[Dataset rows describing interfaces]
Content starts

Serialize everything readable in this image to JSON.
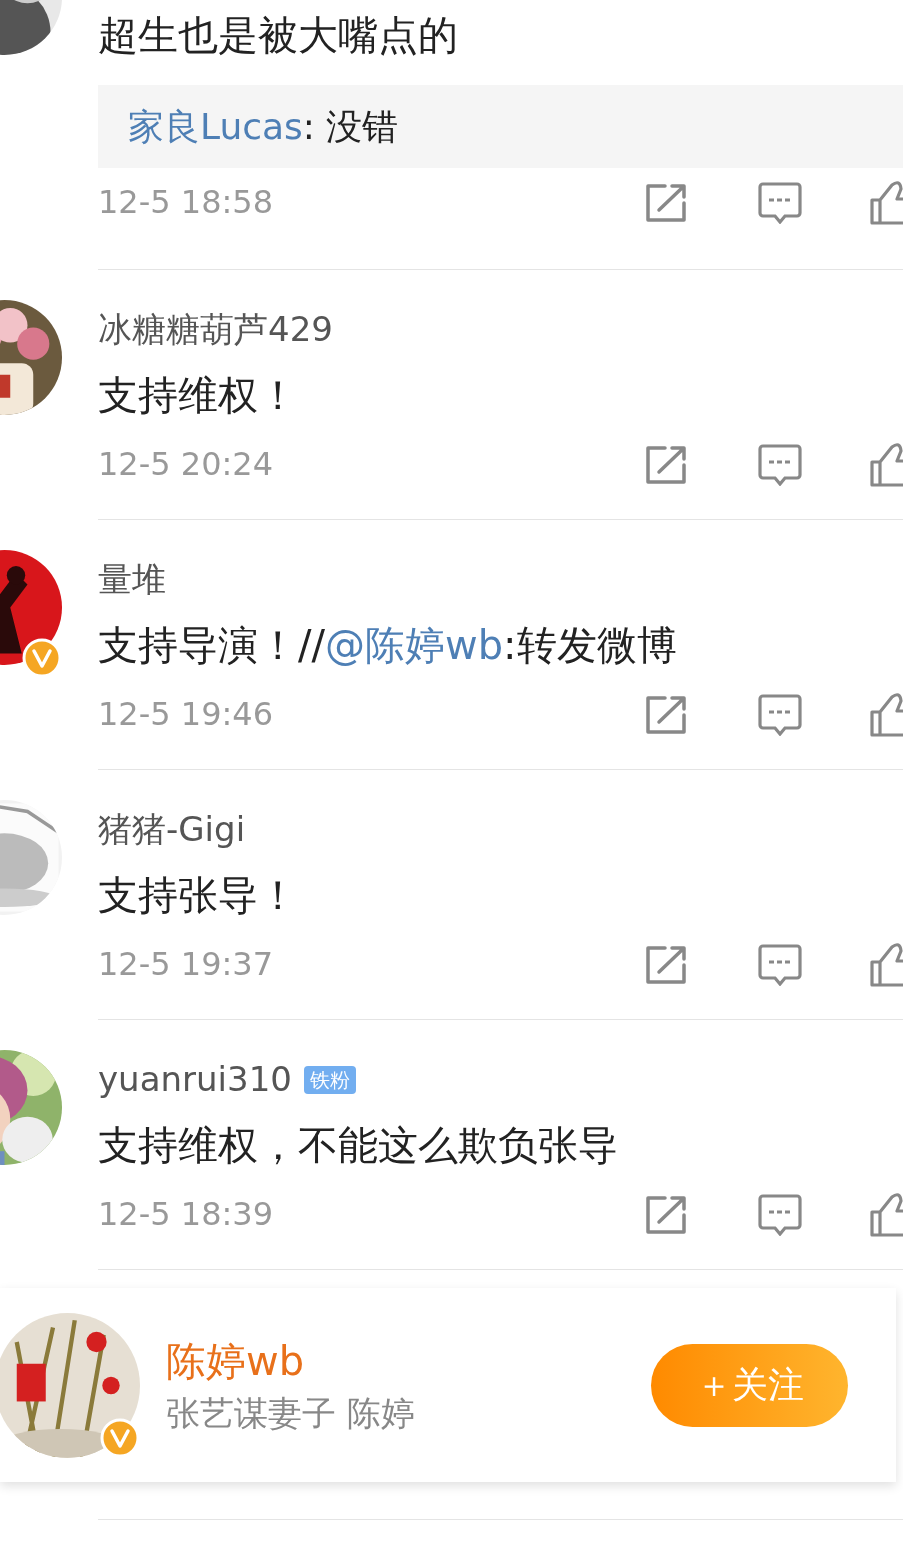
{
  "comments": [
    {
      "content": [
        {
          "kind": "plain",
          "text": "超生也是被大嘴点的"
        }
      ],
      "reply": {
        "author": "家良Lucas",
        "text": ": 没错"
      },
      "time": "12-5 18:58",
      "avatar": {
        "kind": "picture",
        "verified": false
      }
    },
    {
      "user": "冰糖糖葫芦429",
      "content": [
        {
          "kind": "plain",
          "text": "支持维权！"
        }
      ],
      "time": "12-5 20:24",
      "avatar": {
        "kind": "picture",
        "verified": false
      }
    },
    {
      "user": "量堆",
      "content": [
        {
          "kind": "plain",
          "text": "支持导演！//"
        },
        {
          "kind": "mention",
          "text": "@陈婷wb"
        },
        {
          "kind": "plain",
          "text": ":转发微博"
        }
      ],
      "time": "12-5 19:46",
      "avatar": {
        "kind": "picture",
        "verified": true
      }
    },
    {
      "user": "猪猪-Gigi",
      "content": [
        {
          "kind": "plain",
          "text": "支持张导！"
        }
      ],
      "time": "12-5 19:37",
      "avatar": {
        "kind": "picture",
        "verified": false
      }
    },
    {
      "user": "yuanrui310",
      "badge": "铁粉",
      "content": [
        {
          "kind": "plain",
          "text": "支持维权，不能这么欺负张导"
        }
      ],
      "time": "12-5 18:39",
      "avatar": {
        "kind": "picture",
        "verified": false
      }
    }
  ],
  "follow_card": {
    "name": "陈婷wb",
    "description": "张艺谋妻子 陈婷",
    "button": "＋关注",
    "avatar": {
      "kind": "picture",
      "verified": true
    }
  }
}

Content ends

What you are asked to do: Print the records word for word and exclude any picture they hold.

Written response:
Serialize everything readable in this image to JSON.
{
  "comments": [
    {
      "content": [
        {
          "kind": "plain",
          "text": "超生也是被大嘴点的"
        }
      ],
      "reply": {
        "author": "家良Lucas",
        "text": ": 没错"
      },
      "time": "12-5 18:58",
      "avatar": {
        "kind": "picture",
        "verified": false
      }
    },
    {
      "user": "冰糖糖葫芦429",
      "content": [
        {
          "kind": "plain",
          "text": "支持维权！"
        }
      ],
      "time": "12-5 20:24",
      "avatar": {
        "kind": "picture",
        "verified": false
      }
    },
    {
      "user": "量堆",
      "content": [
        {
          "kind": "plain",
          "text": "支持导演！//"
        },
        {
          "kind": "mention",
          "text": "@陈婷wb"
        },
        {
          "kind": "plain",
          "text": ":转发微博"
        }
      ],
      "time": "12-5 19:46",
      "avatar": {
        "kind": "picture",
        "verified": true
      }
    },
    {
      "user": "猪猪-Gigi",
      "content": [
        {
          "kind": "plain",
          "text": "支持张导！"
        }
      ],
      "time": "12-5 19:37",
      "avatar": {
        "kind": "picture",
        "verified": false
      }
    },
    {
      "user": "yuanrui310",
      "badge": "铁粉",
      "content": [
        {
          "kind": "plain",
          "text": "支持维权，不能这么欺负张导"
        }
      ],
      "time": "12-5 18:39",
      "avatar": {
        "kind": "picture",
        "verified": false
      }
    }
  ],
  "follow_card": {
    "name": "陈婷wb",
    "description": "张艺谋妻子 陈婷",
    "button": "＋关注",
    "avatar": {
      "kind": "picture",
      "verified": true
    }
  }
}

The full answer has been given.